New Zealand Protested Copyright Law
New Zealandís libraries submitted concerns about the revised version of the countryís copyright law. The matter is that new legislation could hold the libraries responsible for infringing users, and even require the institutions to identify and track every user.
Although the country passed a revised version of its copyright legislation less than a month ago, public institutions are already expressing concern about anonymous users violating the law, which can result in the suspension of their Internet connection. Indeed, the new legislation allows for penalties of up to $12,000 plus suspension of the Internet connection for 6 months for repeat infringements. Meanwhile, public institutions like libraries face the problem of offering free Internet access to many users.
Now, if just one anonymous user of such network is alleged of downloading copyrighted content, the network of the institution as a whole can be suspended. Although the legislation mentions the user or account holder, here the account holder (institution) actually provides service to hundreds if not thousands of people. Thatís why the libraries of the country started to complain that the new law is misconceived and unfair.
The institutionsí representatives hope that copyright owners, along with the Copyright Tribunal and District Courts, will be able to recognize that taking steps by libraries to minimize copyright violation is a lawful defense against charges of liability. Although the libraries could start asking people for identification before using the Internet connection they offer, such approach would repel non-library members, as well as people who donít have appropriate identification.
Another way the libraries can comply with the law is to put in place a system able to identify users and log their usage in case they will receive an infringement notice in future. But this will create a new bureaucracy nightmare, because the institutions would have to create a special division to control and maintain the list. The New Zealandís libraries refer to their UK colleagues, who have the similar law enforced. In the United Kingdom there are also concerns that the legislation would result in ban on public Wi-Fi access. Currently, the only difference between the countries is that in the UK, so long as public institutions prove they did their best to address infringement, they wonít be held responsible for infringing users.

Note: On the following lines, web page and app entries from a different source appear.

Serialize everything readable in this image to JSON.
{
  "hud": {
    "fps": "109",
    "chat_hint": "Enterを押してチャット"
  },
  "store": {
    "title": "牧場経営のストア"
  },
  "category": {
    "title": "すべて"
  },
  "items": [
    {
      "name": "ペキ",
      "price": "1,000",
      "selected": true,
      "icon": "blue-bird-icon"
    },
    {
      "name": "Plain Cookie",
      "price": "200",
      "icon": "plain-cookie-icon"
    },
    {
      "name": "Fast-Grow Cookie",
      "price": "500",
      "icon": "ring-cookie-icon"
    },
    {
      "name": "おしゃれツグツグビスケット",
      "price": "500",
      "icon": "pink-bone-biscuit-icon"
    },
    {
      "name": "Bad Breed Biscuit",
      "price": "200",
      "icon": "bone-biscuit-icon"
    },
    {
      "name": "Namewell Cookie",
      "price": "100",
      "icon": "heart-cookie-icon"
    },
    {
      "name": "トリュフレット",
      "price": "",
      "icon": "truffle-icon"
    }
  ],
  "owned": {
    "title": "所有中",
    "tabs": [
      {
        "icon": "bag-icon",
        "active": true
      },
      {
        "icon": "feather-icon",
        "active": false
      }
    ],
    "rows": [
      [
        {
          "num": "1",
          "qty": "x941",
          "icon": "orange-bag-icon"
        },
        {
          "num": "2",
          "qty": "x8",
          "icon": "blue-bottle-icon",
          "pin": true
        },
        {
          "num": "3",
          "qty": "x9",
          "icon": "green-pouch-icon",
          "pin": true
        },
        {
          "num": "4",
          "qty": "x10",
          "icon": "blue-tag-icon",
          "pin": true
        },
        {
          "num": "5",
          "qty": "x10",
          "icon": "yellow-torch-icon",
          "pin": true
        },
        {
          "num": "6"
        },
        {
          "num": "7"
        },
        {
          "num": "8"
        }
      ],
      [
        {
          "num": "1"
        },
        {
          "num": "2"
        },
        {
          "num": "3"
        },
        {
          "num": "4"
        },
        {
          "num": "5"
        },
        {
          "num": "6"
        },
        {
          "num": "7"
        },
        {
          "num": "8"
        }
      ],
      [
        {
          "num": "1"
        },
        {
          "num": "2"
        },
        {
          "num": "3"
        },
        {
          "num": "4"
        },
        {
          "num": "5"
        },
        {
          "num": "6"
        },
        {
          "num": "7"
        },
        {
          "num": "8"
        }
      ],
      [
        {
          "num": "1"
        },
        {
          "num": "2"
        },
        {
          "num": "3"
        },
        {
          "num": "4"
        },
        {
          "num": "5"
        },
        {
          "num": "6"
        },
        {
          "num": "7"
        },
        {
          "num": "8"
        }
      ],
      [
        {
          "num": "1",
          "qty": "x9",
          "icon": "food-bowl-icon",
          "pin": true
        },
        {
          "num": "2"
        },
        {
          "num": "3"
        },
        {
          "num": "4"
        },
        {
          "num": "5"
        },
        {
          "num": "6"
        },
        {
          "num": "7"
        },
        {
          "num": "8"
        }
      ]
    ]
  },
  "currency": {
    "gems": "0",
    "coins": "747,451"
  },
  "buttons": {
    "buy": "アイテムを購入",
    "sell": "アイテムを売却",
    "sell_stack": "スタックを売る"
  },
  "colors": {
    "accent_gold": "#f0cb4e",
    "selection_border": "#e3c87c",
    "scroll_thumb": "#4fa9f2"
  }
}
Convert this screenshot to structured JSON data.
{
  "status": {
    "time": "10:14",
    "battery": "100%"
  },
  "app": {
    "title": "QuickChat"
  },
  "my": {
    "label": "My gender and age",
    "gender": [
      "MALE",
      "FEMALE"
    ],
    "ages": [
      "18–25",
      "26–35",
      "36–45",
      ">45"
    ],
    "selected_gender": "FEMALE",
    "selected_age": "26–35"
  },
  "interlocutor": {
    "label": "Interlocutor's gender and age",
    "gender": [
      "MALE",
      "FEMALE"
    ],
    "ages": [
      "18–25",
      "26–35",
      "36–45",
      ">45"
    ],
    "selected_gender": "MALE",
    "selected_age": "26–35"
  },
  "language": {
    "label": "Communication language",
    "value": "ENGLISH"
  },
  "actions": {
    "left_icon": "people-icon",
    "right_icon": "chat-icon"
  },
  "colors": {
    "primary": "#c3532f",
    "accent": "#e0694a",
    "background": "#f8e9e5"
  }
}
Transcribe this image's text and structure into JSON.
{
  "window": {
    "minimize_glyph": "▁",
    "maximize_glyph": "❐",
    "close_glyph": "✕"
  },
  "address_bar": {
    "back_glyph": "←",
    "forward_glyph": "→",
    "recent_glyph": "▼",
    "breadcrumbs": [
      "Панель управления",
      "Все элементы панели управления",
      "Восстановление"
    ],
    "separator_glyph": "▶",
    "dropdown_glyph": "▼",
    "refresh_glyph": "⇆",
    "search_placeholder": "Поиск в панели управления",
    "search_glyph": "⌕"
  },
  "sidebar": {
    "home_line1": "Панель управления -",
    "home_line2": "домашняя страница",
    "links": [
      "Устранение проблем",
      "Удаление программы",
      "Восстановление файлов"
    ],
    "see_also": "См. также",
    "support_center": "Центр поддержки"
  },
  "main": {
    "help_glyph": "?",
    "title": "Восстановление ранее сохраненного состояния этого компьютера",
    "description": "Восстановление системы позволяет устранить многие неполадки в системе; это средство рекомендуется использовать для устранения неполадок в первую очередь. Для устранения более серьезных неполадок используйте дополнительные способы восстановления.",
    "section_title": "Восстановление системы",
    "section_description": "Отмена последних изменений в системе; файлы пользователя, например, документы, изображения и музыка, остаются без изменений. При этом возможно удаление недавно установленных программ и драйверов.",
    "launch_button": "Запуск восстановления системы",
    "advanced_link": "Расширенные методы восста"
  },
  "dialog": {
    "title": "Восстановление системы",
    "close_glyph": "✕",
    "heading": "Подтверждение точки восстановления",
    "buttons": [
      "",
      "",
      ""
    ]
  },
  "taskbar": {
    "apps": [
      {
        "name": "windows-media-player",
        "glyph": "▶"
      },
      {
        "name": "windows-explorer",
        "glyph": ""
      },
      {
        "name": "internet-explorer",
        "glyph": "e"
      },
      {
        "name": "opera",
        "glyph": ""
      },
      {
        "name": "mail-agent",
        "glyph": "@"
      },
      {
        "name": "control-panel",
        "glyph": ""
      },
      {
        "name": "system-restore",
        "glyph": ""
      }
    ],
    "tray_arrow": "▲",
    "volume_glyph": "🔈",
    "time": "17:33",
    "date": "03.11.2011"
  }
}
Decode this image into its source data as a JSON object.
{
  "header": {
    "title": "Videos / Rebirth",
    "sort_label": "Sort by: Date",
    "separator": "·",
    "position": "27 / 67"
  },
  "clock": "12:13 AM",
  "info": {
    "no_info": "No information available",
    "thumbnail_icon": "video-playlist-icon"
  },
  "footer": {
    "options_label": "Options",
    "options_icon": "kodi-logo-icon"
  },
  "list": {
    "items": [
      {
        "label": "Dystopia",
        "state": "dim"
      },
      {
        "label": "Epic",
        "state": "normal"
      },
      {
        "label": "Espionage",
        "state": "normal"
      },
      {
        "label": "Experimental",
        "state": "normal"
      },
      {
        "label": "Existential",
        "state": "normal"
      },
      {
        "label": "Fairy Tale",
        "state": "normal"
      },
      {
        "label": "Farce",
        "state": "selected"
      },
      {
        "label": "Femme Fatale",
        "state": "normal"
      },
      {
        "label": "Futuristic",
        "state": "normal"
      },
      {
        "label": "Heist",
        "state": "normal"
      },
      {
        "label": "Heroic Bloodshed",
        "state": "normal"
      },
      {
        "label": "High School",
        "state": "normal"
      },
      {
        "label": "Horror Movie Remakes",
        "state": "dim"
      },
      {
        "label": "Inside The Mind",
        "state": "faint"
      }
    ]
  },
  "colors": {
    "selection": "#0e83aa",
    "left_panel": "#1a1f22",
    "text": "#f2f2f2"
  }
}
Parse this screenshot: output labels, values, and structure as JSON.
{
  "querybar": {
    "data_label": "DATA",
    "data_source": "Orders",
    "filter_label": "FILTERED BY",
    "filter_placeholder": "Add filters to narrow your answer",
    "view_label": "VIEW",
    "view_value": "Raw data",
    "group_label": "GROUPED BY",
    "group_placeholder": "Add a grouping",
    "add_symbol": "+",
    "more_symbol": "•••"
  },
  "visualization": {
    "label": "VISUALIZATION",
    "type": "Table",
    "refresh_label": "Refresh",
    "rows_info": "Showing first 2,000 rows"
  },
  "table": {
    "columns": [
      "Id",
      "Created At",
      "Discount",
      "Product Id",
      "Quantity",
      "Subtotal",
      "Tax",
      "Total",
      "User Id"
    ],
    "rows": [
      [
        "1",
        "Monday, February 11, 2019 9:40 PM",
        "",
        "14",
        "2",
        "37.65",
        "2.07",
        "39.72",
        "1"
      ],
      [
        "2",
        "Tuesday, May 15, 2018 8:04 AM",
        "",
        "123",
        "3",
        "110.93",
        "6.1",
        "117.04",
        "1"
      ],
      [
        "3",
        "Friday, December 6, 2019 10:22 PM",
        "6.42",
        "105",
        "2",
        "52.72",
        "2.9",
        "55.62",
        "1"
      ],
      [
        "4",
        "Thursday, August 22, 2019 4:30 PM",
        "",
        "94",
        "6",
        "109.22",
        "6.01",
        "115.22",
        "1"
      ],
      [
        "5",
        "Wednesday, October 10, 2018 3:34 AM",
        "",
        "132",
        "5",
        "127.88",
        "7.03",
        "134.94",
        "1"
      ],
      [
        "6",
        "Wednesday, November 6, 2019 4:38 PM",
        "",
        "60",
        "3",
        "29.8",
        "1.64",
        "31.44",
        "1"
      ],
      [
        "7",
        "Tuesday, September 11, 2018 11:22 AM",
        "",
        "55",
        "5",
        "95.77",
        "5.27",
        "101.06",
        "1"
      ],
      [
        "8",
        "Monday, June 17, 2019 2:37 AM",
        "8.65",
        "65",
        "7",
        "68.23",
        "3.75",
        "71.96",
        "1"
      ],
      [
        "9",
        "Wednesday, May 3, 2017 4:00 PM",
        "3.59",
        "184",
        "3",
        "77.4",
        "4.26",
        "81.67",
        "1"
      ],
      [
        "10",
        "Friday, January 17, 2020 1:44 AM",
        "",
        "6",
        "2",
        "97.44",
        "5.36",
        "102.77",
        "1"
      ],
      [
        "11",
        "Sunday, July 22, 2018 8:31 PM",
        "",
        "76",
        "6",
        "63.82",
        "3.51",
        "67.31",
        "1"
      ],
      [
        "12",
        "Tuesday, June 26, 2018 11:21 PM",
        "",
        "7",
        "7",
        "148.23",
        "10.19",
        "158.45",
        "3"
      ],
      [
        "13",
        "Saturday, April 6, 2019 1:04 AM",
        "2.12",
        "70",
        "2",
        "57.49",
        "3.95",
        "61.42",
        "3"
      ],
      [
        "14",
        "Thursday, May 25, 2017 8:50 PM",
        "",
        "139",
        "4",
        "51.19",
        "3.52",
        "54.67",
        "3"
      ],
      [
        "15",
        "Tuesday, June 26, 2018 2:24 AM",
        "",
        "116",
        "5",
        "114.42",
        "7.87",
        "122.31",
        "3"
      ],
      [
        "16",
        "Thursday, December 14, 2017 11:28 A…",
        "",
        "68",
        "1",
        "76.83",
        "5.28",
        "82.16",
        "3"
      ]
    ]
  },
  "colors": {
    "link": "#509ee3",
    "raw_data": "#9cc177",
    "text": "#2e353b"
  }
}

Anyway, the citizens of New Zealand can make conclusions that the new law can force libraries to log the names and activities of their users, and probably even traffic history as wellÖ